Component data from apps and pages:
<<<<

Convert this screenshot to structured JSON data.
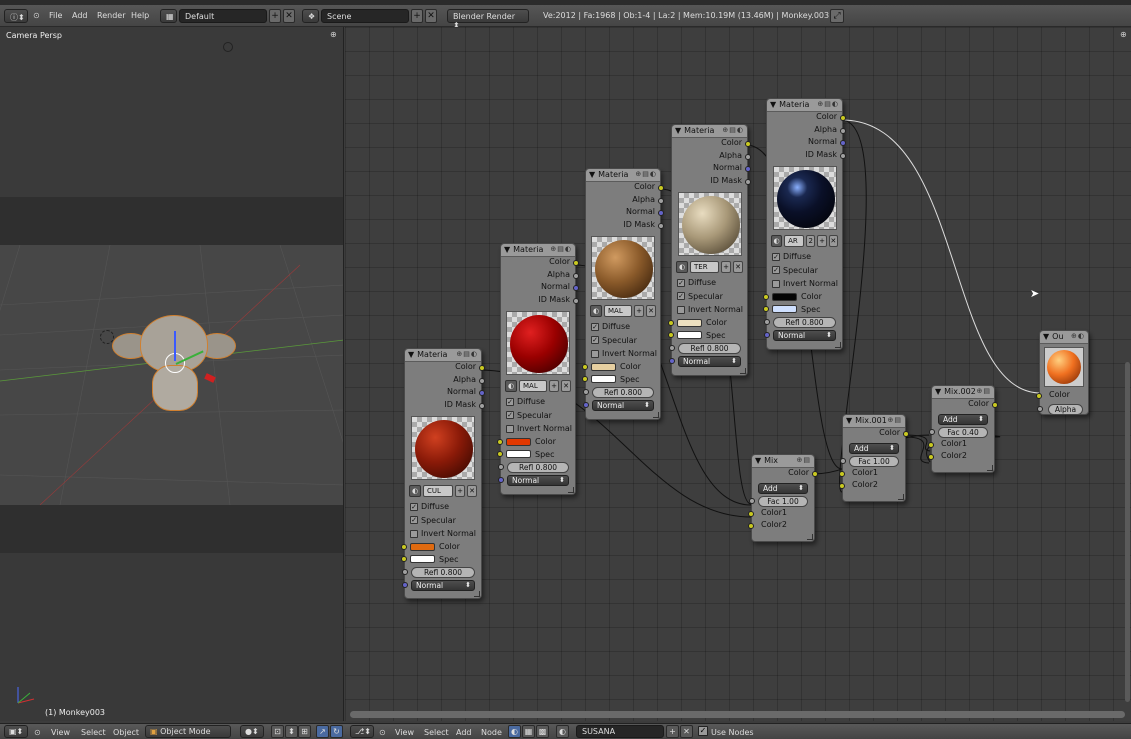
{
  "topbar": {
    "menus": [
      "File",
      "Add",
      "Render",
      "Help"
    ],
    "screen_layout": "Default",
    "scene": "Scene",
    "render_engine": "Blender Render",
    "stats": "Ve:2012 | Fa:1968 | Ob:1-4 | La:2 | Mem:10.19M (13.46M) | Monkey.003"
  },
  "viewport": {
    "label": "Camera Persp",
    "object_label": "(1) Monkey003"
  },
  "nodes": {
    "materials": [
      {
        "title": "Materia",
        "outputs": [
          "Color",
          "Alpha",
          "Normal",
          "ID Mask"
        ],
        "sphere_color": "#8a1a08",
        "mat_name": "CUL",
        "diffuse": "Diffuse",
        "specular": "Specular",
        "invert": "Invert Normal",
        "color_label": "Color",
        "color_swatch": "#e06a10",
        "spec_label": "Spec",
        "spec_swatch": "#ffffff",
        "refl": "Refl 0.800",
        "normal": "Normal"
      },
      {
        "title": "Materia",
        "outputs": [
          "Color",
          "Alpha",
          "Normal",
          "ID Mask"
        ],
        "sphere_color": "#9a0000",
        "mat_name": "MAL",
        "diffuse": "Diffuse",
        "specular": "Specular",
        "invert": "Invert Normal",
        "color_label": "Color",
        "color_swatch": "#e23800",
        "spec_label": "Spec",
        "spec_swatch": "#ffffff",
        "refl": "Refl 0.800",
        "normal": "Normal"
      },
      {
        "title": "Materia",
        "outputs": [
          "Color",
          "Alpha",
          "Normal",
          "ID Mask"
        ],
        "sphere_color": "#8a5a2a",
        "mat_name": "MAL",
        "diffuse": "Diffuse",
        "specular": "Specular",
        "invert": "Invert Normal",
        "color_label": "Color",
        "color_swatch": "#e6cfa0",
        "spec_label": "Spec",
        "spec_swatch": "#ffffff",
        "refl": "Refl 0.800",
        "normal": "Normal"
      },
      {
        "title": "Materia",
        "outputs": [
          "Color",
          "Alpha",
          "Normal",
          "ID Mask"
        ],
        "sphere_color": "#a89878",
        "mat_name": "TER",
        "diffuse": "Diffuse",
        "specular": "Specular",
        "invert": "Invert Normal",
        "color_label": "Color",
        "color_swatch": "#ede0c0",
        "spec_label": "Spec",
        "spec_swatch": "#ffffff",
        "refl": "Refl 0.800",
        "normal": "Normal"
      },
      {
        "title": "Materia",
        "outputs": [
          "Color",
          "Alpha",
          "Normal",
          "ID Mask"
        ],
        "sphere_color": "#0a1028",
        "mat_name": "AR",
        "mat_users": "2",
        "diffuse": "Diffuse",
        "specular": "Specular",
        "invert": "Invert Normal",
        "color_label": "Color",
        "color_swatch": "#050505",
        "spec_label": "Spec",
        "spec_swatch": "#cfe0ff",
        "refl": "Refl 0.800",
        "normal": "Normal"
      }
    ],
    "mix": {
      "title": "Mix",
      "output": "Color",
      "blend": "Add",
      "fac": "Fac 1.00",
      "in1": "Color1",
      "in2": "Color2"
    },
    "mix001": {
      "title": "Mix.001",
      "output": "Color",
      "blend": "Add",
      "fac": "Fac 1.00",
      "in1": "Color1",
      "in2": "Color2"
    },
    "mix002": {
      "title": "Mix.002",
      "output": "Color",
      "blend": "Add",
      "fac": "Fac 0.40",
      "in1": "Color1",
      "in2": "Color2"
    },
    "output": {
      "title": "Ou",
      "in_color": "Color",
      "in_alpha": "Alpha"
    }
  },
  "bottombar": {
    "left_menus": [
      "View",
      "Select",
      "Object"
    ],
    "mode": "Object Mode",
    "right_menus": [
      "View",
      "Select",
      "Add",
      "Node"
    ],
    "material_name": "SUSANA",
    "use_nodes": "Use Nodes"
  }
}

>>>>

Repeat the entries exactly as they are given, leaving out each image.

Convert this screenshot to structured JSON data.
{
  "topbar": {
    "menus": [
      "File",
      "Add",
      "Render",
      "Help"
    ],
    "screen_layout": "Default",
    "scene": "Scene",
    "render_engine": "Blender Render",
    "stats": "Ve:2012 | Fa:1968 | Ob:1-4 | La:2 | Mem:10.19M (13.46M) | Monkey.003"
  },
  "viewport": {
    "label": "Camera Persp",
    "object_label": "(1) Monkey003"
  },
  "nodes": {
    "materials": [
      {
        "title": "Materia",
        "outputs": [
          "Color",
          "Alpha",
          "Normal",
          "ID Mask"
        ],
        "sphere_color": "#8a1a08",
        "mat_name": "CUL",
        "diffuse": "Diffuse",
        "specular": "Specular",
        "invert": "Invert Normal",
        "color_label": "Color",
        "color_swatch": "#e06a10",
        "spec_label": "Spec",
        "spec_swatch": "#ffffff",
        "refl": "Refl 0.800",
        "normal": "Normal"
      },
      {
        "title": "Materia",
        "outputs": [
          "Color",
          "Alpha",
          "Normal",
          "ID Mask"
        ],
        "sphere_color": "#9a0000",
        "mat_name": "MAL",
        "diffuse": "Diffuse",
        "specular": "Specular",
        "invert": "Invert Normal",
        "color_label": "Color",
        "color_swatch": "#e23800",
        "spec_label": "Spec",
        "spec_swatch": "#ffffff",
        "refl": "Refl 0.800",
        "normal": "Normal"
      },
      {
        "title": "Materia",
        "outputs": [
          "Color",
          "Alpha",
          "Normal",
          "ID Mask"
        ],
        "sphere_color": "#8a5a2a",
        "mat_name": "MAL",
        "diffuse": "Diffuse",
        "specular": "Specular",
        "invert": "Invert Normal",
        "color_label": "Color",
        "color_swatch": "#e6cfa0",
        "spec_label": "Spec",
        "spec_swatch": "#ffffff",
        "refl": "Refl 0.800",
        "normal": "Normal"
      },
      {
        "title": "Materia",
        "outputs": [
          "Color",
          "Alpha",
          "Normal",
          "ID Mask"
        ],
        "sphere_color": "#a89878",
        "mat_name": "TER",
        "diffuse": "Diffuse",
        "specular": "Specular",
        "invert": "Invert Normal",
        "color_label": "Color",
        "color_swatch": "#ede0c0",
        "spec_label": "Spec",
        "spec_swatch": "#ffffff",
        "refl": "Refl 0.800",
        "normal": "Normal"
      },
      {
        "title": "Materia",
        "outputs": [
          "Color",
          "Alpha",
          "Normal",
          "ID Mask"
        ],
        "sphere_color": "#0a1028",
        "mat_name": "AR",
        "mat_users": "2",
        "diffuse": "Diffuse",
        "specular": "Specular",
        "invert": "Invert Normal",
        "color_label": "Color",
        "color_swatch": "#050505",
        "spec_label": "Spec",
        "spec_swatch": "#cfe0ff",
        "refl": "Refl 0.800",
        "normal": "Normal"
      }
    ],
    "mix": {
      "title": "Mix",
      "output": "Color",
      "blend": "Add",
      "fac": "Fac 1.00",
      "in1": "Color1",
      "in2": "Color2"
    },
    "mix001": {
      "title": "Mix.001",
      "output": "Color",
      "blend": "Add",
      "fac": "Fac 1.00",
      "in1": "Color1",
      "in2": "Color2"
    },
    "mix002": {
      "title": "Mix.002",
      "output": "Color",
      "blend": "Add",
      "fac": "Fac 0.40",
      "in1": "Color1",
      "in2": "Color2"
    },
    "output": {
      "title": "Ou",
      "in_color": "Color",
      "in_alpha": "Alpha"
    }
  },
  "bottombar": {
    "left_menus": [
      "View",
      "Select",
      "Object"
    ],
    "mode": "Object Mode",
    "right_menus": [
      "View",
      "Select",
      "Add",
      "Node"
    ],
    "material_name": "SUSANA",
    "use_nodes": "Use Nodes"
  }
}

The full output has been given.